  1. A single 12-ounce can of Coke has nearly a day’s worth of sugar, with 39 grams (about 9 teaspoons) of sugar.
  2. It is present in over 75 percent of prepared items in grocery stores and has more than 50 different names, making it difficult to keep track.
  3. Corn syrup, high-fructose corn syrup, raw sugar, cane sugar, evaporated cane juice, dextrose, agave, brown rice syrup, coconut palm sugar, barley malt syrup, among others, are among the most prevalent sweeteners.

If you want to be certain of what you’re getting, consult a list of names from a reliable source. On nutrition labels, sugars are listed under the “Total Carbohydrates” section. Until recently, you may have had to speculate whether or not these were additional sugars.

However, the FDA now requires labels to specify the exact amount of sugar added. Some smaller businesses have till 2021 to become compliant. The total number of calories is also essential for optimal health. Too many calories are unhealthy, regardless of their source. Avoiding prepackaged foods in favor of fresh fruits, vegetables, seeds, and nuts is an effective strategy.

And when purchasing prepared items, study the nutrition labels. If you know how much sugar a product contains, you can control how much you consume. And drink water instead of sodas and sports drinks. In terms of nutrition and hunger satisfaction, the added sugar in these beverages is much worse than that of many solid food sources.

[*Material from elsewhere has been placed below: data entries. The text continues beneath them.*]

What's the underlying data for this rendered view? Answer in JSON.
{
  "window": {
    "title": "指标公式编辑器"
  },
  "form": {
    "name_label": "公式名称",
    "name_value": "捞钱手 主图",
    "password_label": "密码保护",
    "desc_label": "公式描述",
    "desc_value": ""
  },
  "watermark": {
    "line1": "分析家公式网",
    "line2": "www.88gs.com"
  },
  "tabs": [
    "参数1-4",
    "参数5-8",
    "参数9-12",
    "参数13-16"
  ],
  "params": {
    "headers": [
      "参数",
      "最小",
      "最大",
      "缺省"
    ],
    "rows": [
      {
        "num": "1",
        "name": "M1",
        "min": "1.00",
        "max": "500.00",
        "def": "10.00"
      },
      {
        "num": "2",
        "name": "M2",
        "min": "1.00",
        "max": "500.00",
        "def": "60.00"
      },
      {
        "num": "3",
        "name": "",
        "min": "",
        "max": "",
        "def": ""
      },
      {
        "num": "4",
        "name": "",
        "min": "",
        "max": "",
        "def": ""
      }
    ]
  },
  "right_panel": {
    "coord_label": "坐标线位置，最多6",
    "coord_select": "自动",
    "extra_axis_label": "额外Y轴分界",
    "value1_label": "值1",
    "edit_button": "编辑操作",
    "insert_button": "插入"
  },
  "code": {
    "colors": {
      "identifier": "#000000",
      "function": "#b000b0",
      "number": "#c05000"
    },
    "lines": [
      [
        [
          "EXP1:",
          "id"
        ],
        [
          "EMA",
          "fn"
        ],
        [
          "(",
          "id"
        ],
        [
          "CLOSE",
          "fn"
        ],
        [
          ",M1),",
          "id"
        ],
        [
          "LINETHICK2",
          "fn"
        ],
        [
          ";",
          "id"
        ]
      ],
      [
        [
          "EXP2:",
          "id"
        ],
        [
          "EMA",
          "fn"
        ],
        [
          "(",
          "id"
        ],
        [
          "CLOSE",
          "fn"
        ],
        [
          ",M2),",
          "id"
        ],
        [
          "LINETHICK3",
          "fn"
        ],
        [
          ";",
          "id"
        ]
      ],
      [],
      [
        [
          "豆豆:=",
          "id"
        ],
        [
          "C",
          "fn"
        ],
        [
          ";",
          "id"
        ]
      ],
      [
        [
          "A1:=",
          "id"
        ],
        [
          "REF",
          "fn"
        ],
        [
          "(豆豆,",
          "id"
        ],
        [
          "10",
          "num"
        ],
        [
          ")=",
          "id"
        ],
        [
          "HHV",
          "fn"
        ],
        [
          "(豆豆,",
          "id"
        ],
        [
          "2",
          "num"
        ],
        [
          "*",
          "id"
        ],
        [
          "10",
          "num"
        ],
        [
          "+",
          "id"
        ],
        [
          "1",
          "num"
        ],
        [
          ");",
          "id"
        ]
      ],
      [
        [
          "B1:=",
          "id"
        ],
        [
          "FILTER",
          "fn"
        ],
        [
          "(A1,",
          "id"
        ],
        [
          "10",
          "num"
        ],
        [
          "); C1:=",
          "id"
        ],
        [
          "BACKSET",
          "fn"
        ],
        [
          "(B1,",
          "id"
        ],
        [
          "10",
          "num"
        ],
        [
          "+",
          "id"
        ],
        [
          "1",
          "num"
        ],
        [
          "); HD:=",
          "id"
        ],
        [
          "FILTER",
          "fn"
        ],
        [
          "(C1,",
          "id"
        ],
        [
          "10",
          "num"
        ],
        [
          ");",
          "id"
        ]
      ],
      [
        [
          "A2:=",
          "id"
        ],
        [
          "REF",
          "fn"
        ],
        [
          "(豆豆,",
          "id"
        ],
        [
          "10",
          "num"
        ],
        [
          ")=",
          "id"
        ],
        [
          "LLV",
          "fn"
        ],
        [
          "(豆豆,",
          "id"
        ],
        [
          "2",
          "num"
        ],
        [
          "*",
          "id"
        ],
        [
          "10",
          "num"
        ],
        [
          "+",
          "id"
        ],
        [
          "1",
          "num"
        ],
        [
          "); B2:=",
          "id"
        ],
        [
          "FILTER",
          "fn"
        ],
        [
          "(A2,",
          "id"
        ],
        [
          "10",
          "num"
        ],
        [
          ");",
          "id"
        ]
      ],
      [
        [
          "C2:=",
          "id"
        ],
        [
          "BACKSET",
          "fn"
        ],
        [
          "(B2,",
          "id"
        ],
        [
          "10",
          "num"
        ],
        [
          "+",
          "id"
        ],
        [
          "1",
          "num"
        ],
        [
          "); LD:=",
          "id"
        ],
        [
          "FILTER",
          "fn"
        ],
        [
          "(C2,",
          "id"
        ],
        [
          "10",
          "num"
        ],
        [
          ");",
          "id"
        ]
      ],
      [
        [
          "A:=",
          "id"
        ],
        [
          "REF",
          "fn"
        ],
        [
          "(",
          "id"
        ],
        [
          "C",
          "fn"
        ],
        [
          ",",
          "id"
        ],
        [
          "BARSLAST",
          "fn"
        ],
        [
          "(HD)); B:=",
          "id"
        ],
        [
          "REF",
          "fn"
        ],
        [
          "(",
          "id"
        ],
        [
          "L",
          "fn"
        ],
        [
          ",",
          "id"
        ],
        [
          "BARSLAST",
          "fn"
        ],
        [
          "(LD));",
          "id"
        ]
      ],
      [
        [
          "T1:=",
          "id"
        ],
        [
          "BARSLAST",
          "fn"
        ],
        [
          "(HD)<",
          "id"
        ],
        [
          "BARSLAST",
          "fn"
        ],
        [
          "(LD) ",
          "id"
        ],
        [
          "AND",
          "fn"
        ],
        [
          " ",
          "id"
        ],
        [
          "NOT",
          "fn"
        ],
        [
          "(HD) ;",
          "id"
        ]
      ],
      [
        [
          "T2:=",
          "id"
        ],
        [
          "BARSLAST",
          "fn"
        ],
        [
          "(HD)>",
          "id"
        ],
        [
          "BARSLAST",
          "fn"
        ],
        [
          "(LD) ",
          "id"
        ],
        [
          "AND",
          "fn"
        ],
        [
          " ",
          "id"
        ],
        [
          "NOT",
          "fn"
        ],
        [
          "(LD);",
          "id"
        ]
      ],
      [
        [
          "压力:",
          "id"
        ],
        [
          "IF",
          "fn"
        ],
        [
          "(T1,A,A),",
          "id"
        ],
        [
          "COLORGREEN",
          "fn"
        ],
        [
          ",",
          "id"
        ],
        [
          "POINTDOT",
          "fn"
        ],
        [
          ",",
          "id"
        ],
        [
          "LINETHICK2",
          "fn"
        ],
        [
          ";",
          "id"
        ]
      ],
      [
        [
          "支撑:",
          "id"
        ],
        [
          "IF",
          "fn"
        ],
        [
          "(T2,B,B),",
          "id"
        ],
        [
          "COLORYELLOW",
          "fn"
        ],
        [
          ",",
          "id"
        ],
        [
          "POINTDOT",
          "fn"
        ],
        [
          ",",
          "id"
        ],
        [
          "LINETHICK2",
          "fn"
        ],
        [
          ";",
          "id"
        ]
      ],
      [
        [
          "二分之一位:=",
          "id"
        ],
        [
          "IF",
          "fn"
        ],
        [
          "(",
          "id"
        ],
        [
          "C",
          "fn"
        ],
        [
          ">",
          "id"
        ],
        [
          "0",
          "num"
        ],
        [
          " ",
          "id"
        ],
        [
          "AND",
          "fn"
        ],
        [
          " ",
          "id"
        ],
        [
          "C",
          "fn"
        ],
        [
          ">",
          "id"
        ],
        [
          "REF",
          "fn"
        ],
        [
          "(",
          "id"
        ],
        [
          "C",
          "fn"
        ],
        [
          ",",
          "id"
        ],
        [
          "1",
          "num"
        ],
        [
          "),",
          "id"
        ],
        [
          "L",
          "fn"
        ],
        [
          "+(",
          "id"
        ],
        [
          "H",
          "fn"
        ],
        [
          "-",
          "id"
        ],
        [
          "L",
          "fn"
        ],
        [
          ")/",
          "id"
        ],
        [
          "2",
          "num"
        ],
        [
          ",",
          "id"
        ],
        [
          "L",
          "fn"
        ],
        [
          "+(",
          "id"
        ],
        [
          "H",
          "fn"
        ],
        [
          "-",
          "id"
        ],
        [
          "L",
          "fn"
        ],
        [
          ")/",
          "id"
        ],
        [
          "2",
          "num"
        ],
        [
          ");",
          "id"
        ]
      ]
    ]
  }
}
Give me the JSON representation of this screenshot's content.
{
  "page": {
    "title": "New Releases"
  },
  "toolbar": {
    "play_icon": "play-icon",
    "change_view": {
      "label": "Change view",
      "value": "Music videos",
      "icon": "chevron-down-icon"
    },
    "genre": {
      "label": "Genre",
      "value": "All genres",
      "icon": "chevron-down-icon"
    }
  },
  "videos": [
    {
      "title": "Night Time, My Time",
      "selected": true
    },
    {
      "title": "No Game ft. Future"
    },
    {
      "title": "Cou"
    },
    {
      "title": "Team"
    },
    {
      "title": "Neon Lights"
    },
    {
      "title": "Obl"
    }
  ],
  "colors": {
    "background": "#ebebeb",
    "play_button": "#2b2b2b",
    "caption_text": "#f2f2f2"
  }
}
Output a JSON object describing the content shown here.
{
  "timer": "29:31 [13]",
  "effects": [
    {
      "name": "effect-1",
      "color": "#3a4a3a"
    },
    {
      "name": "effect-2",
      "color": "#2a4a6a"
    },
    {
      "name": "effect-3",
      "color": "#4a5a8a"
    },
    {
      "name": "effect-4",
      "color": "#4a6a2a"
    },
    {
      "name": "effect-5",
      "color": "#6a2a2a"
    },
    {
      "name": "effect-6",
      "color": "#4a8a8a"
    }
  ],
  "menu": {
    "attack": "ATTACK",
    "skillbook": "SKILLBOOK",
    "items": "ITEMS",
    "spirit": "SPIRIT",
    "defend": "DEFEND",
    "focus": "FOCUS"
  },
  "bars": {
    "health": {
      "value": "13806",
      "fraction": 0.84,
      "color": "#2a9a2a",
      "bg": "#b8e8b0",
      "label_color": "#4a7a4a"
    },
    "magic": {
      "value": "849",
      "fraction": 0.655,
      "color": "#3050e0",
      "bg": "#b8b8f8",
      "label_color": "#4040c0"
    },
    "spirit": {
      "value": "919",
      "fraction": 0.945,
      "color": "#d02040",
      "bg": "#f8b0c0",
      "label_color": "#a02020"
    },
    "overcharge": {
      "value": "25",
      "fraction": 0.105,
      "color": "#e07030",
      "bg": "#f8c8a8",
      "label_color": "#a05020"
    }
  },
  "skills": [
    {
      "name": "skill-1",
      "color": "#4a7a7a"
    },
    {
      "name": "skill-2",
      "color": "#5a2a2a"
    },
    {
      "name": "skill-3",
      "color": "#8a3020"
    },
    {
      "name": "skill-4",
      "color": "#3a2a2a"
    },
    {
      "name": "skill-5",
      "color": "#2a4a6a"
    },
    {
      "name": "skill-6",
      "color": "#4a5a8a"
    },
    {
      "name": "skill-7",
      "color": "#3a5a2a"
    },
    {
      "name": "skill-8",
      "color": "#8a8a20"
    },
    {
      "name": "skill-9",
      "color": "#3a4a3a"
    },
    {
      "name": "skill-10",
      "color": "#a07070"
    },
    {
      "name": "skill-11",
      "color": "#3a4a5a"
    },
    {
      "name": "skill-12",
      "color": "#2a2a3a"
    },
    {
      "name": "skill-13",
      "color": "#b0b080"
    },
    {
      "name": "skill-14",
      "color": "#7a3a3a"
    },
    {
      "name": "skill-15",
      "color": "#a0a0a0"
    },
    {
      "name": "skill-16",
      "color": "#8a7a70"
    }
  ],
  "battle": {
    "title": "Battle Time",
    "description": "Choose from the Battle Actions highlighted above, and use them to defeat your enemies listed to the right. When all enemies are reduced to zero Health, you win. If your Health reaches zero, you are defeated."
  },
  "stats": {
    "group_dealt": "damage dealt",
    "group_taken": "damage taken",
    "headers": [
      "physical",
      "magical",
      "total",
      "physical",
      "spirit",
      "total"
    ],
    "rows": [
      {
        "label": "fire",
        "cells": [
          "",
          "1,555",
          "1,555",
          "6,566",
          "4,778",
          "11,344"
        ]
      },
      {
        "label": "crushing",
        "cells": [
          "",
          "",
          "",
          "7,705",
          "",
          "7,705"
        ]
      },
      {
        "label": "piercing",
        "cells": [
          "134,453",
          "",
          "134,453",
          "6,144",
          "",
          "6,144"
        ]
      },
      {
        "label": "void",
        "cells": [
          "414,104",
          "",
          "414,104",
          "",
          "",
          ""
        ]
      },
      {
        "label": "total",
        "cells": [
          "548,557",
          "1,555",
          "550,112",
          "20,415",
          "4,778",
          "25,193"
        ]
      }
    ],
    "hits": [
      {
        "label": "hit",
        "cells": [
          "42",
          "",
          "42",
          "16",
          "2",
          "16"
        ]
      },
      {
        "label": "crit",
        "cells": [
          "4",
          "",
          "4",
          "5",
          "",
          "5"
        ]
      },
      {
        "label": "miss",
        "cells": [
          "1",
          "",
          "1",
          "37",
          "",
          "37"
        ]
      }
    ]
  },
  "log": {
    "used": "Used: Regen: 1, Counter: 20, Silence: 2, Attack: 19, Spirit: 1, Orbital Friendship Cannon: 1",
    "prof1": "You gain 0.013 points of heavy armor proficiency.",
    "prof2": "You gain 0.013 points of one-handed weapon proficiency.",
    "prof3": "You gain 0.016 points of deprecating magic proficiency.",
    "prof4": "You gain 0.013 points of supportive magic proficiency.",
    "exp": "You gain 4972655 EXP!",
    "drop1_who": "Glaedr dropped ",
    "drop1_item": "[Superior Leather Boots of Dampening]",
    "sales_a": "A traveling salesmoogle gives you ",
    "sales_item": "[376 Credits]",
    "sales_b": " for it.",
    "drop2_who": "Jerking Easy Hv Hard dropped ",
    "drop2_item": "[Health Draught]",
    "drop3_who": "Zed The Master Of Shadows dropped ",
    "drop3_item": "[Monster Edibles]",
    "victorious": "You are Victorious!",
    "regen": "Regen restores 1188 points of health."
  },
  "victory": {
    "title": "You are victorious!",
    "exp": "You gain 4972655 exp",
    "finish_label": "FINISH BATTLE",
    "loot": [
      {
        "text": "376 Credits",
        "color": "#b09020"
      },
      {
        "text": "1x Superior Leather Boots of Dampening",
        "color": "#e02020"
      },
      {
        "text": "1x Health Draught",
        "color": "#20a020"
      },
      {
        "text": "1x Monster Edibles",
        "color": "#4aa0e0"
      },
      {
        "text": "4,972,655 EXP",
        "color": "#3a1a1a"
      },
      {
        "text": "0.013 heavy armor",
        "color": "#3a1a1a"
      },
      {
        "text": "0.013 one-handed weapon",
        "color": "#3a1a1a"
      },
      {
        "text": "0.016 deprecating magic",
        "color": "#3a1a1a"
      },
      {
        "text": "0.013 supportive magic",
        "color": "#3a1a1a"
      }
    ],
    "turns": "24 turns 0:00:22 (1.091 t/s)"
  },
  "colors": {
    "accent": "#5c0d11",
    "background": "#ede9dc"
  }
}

How Many Calories In 1/4 Cups Of White Sugar How Many Calories In 1/4 Cups Of White Sugar How Many Calories In 1/4 Cups Of White Sugar How Many Calories In 1/4 Cups Of White Sugar